"No to the Law of Social Dangerousness. June 25, Gay Pride Day", was one of the slogans that could be read in one of the first demonstrations of the LGBT community in the Canary Islands. It was 1978, the date on which they took to the streets in Santa Cruz de Tenerife, being about 200, according to the Diario de Avisos under the headline "Accidental gay concentration in Santa Cruz".
It was a convulsive moment, of democratic transition and social instability, in which while the group fought for their rights even when the phrase "don't get a fagot son" was still very much in force. It was a conflict that went beyond sexual freedom to enter a class system, and break with decades of conservative repression. In 1978, homosexuality was eliminated as a crime in the Dangerousness and Social Rehabilitation Law, but the repression was maintained with the Public Scandal Law.

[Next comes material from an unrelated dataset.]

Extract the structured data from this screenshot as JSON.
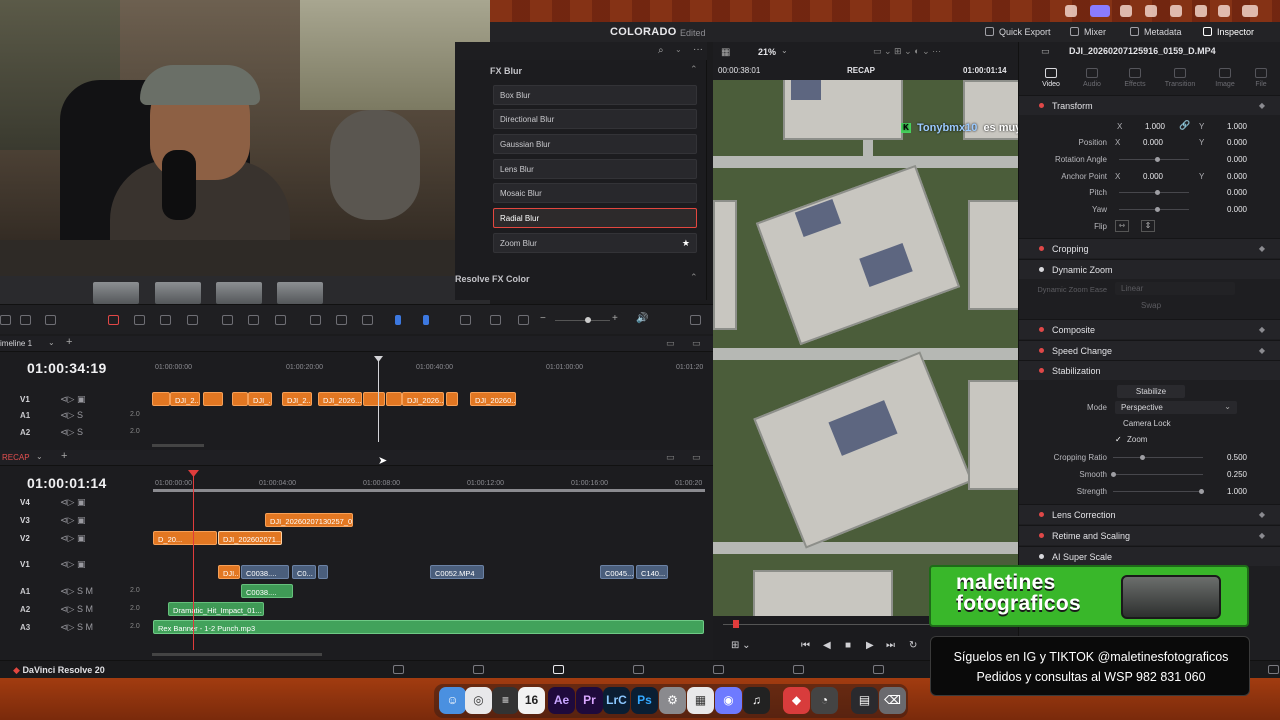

A year later, the claim became stronger, this time in Las Palmas de Gran Canaria where on June 21, 1979 a rally party was called at the López Socas sports center (Gran Canaria), by the so-called Canary Collective of Homosexual Men and Women. It was the first public act of this association, in collaboration with other calls for groups in Spain.
The protests that had begun with the Stonewall Revolt on June 28, 1969, and before the Dangerousness and Social Rehabilitation Law of August 4, 1970 in Spain, could no longer stop the movement, which since 1977 with Barcelona as a pioneer led to Canary Islands to step on the accelerator to become the Mecca of the LGTBIQ community in Europe that it is today.
Already in the islands in 1978 the first Miss Travesti was held, a gala in Puerto de la Cruz (Tenerife) that was neither announced nor promoted. In Maspalomas (Gran Canaria), the Miss Travest Carnival was already beginning to take shape, the germ of the Drag Queen Gala that officially took the stage in 1998.
The Canary Islands have been a European destination for the LGTBIQ community for more than 50 years, with a specific offer and a freedom that is unmatched in other cities on the continent.
The Canary Islands have the first shopping center in the world dedicated to gays and lesbians, with more than 200 gay-friendly establishments, and it is one of the tourist destinations with the greatest offer for the LGTBIQ public with hundreds of gay-exclusive accommodations, designed exclusively for this community , in addition to LGTBI Friendly accommodation, and a wide range of nightlife.
LGTBIQ tourism is one of the main ones in several tourist areas of the Canary Islands, and one of the first to return to post-pandemic normality. Turismo de Canarias has the LGTBI segment as a priority category of clients for which the islands compete internationally. In addition, it is a very interesting visitor to the destination due to its higher level of spending, up to four times more than the average. The area with the highest influx of this type of visitor is Maspalomas, in Gran Canaria, followed by Corralejo, in Fuerteventura.
Broadly speaking, and based on a sample of exclusively LGTBIQ Canarian accommodation establishments, it is observed that men predominate in this segment and that these are above all of German, British and Spanish nationality. They are followed, in order of importance, by the Swedes, Danes, Dutch and Belgians.
It is about a tourist who travels alone or with friends, stays in apartments and, in the case of the Canary Islands, mainly values the climate, as well as the LGTBIQ environment, the nightlife, a tolerant environment, the beaches, the exclusively LGTBI accommodation and good restaurants.
The accommodations oriented to this segment, practically all apartments, have occupancy and profitability rates that are considerably higher than the average, which explains the interest of Turismo de Canarias when it comes to betting on this segment, which, in addition, also carries out a greater spending at the destination, especially in nightlife.